**PROBLEM TO SOLVE:** Each record is to be copied exactly as written.

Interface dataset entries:
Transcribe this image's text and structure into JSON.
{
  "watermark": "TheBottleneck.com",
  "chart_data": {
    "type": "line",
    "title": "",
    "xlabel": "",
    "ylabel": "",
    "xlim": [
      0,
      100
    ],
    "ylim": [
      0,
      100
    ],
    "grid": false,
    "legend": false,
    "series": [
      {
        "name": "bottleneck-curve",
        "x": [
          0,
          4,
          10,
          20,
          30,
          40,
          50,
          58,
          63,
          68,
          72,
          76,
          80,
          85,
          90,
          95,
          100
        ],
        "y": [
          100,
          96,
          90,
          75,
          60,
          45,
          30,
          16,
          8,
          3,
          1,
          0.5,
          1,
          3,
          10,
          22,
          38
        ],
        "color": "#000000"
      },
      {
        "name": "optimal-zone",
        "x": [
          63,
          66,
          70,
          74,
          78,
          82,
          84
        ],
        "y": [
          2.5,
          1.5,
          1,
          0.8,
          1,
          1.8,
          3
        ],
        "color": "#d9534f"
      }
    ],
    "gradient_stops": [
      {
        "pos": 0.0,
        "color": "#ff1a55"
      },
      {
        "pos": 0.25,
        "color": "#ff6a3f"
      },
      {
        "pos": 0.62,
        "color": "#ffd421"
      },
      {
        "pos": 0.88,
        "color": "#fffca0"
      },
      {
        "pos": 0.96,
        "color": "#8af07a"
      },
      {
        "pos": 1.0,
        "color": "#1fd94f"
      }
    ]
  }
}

**EXERCISE ANSWER:**
Transcribe this image's text and structure into JSON.
{
  "watermark": "TheBottleneck.com",
  "chart_data": {
    "type": "line",
    "title": "",
    "xlabel": "",
    "ylabel": "",
    "xlim": [
      0,
      100
    ],
    "ylim": [
      0,
      100
    ],
    "grid": false,
    "legend": false,
    "series": [
      {
        "name": "bottleneck-curve",
        "x": [
          0,
          4,
          10,
          20,
          30,
          40,
          50,
          58,
          63,
          68,
          72,
          76,
          80,
          85,
          90,
          95,
          100
        ],
        "y": [
          100,
          96,
          90,
          75,
          60,
          45,
          30,
          16,
          8,
          3,
          1,
          0.5,
          1,
          3,
          10,
          22,
          38
        ],
        "color": "#000000"
      },
      {
        "name": "optimal-zone",
        "x": [
          63,
          66,
          70,
          74,
          78,
          82,
          84
        ],
        "y": [
          2.5,
          1.5,
          1,
          0.8,
          1,
          1.8,
          3
        ],
        "color": "#d9534f"
      }
    ],
    "gradient_stops": [
      {
        "pos": 0.0,
        "color": "#ff1a55"
      },
      {
        "pos": 0.25,
        "color": "#ff6a3f"
      },
      {
        "pos": 0.62,
        "color": "#ffd421"
      },
      {
        "pos": 0.88,
        "color": "#fffca0"
      },
      {
        "pos": 0.96,
        "color": "#8af07a"
      },
      {
        "pos": 1.0,
        "color": "#1fd94f"
      }
    ]
  }
}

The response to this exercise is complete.